5ALLEGORYDefinition: an extended metaphor or “conceit” that is sustained through whole sentences or even through a whole discourse in which objects, persons, and actions in a narrative, are equated with meanings that lie outside the narrative itself. The underlying meaning has moral, social, religious, or political significance, and characters often represent abstract ideas such as charity, greed, or envy.Examples:The Pandora woods in Avatar is an allegory for the Amazon rainforest. Also, the attempt to get the Na'vi to 'cooperate' carries overtones of the U.S. involvement in Iraq and Afghanistan.” (Owen Gleiberman, review of Avatar.
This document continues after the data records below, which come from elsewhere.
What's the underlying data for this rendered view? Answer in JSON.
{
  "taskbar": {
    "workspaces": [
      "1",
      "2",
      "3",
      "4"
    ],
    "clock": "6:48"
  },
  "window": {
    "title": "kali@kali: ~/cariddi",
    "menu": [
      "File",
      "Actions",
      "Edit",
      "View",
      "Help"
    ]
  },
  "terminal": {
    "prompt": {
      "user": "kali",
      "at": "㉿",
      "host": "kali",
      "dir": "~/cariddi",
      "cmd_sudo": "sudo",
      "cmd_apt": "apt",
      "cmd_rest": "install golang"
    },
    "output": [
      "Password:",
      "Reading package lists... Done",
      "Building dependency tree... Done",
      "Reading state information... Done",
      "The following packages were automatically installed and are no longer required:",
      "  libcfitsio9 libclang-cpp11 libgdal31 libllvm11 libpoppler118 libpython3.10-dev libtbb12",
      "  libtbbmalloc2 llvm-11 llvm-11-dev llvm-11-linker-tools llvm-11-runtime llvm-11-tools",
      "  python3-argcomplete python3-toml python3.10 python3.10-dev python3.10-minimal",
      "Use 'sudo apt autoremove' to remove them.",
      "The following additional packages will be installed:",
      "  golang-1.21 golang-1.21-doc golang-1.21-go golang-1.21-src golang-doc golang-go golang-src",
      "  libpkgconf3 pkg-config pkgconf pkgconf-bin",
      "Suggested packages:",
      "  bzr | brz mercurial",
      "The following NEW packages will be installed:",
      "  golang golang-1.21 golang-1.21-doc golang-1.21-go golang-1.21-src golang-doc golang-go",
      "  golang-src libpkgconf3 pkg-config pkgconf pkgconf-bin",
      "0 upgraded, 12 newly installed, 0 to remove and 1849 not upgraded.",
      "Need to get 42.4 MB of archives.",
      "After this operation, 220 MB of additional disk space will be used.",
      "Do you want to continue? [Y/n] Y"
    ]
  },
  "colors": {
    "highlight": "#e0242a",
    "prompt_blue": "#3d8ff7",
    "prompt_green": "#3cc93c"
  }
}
Entertainment Weekly, Dec. 30, 2009).Lord of the Flies is an allegory, with the island representing Eden or paradise, each of the boys representing a type of government, the conch representing authority, and so on.
6TONEDefinition: the writer's attitude toward the subject of the message. Elements that create tone include DIDLS.Examples:In his New York Times column (29 July 2011 ), Charles M. Blow conveys a bittersweet tone toward the Buffalo Soldiers and his grandfather in particular.Orwell’s tone in “Shooting an Elephant” is conflicted and resentful toward both the British Empire and the Burmese.
7TAUTOLOGYDefinition: unnecessary repetition of an idea, in different words; to repeat the same thing in different wordsExamples:a good-looking beautiful womana round circlea big gianta widow woman
8CACOPHONY (ka-kä-fə-nē) Definition: harsh or discordant sound, in writing created through use of sound devices like alliteration, assonance, consonance and onomatopoeiaExamples:It created a cacophony of hacking coughs, bronchial rattles, asthmatic wheezes, consumptive croaks. (Angela’s Ashes)The cacophony of phlegmatic and tubercular lungs was punctuated here and there by a moan or a scream of someone terrified, thrashing in the throes of a nightmare. —Ronald Gearles, Undoing Time, 2001
9EPITHETDefinition: an adjective or adjectival phrase to characterize a person, thing, attribute, or quality; the use of a qualifying word or phrase to further describe somethingExamples:Ivan the TerribleThe Artist formerly known as PrinceDwayne “The Rock” Johnson
10EXPLETIVEDefinition: a figure of emphasis in which a single word or short phrase, usually interrupting normal speech, is used to lend emphasis to the words on either side of the expletive but adds nothing to the meaningExamples:"The strength of America's response, please understand, flows from the principles upon which we stand.“ -- Rudy Giuliani, 9/11 Speech to the United Nations General Assembly"The minimum wage, I might add, today is far less than it was in 1960 and 1970 in terms of purchasing power.“ -- Ralph Nader, 2000 NAACP Address
11ANESIS (an'-e-sis )Definition: the addition of a concluding sentence that diminishes the effect of what has been said previously.Examples:She had set more track records than any woman in the country. She had more stamina, skill, and perseverance than many of the best, but she had broken her leg and would not be competing this year."This year's space budget is three times what it was in January 1961, and it is greater than the space budget of the previous eight years combined. That budget now stands at 5 billion, 400 million dollars a year -- a staggering sum, though somewhat less than we pay for cigarettes and cigars every year.“ --John F. Kennedy, Rice University Address on Space Exploration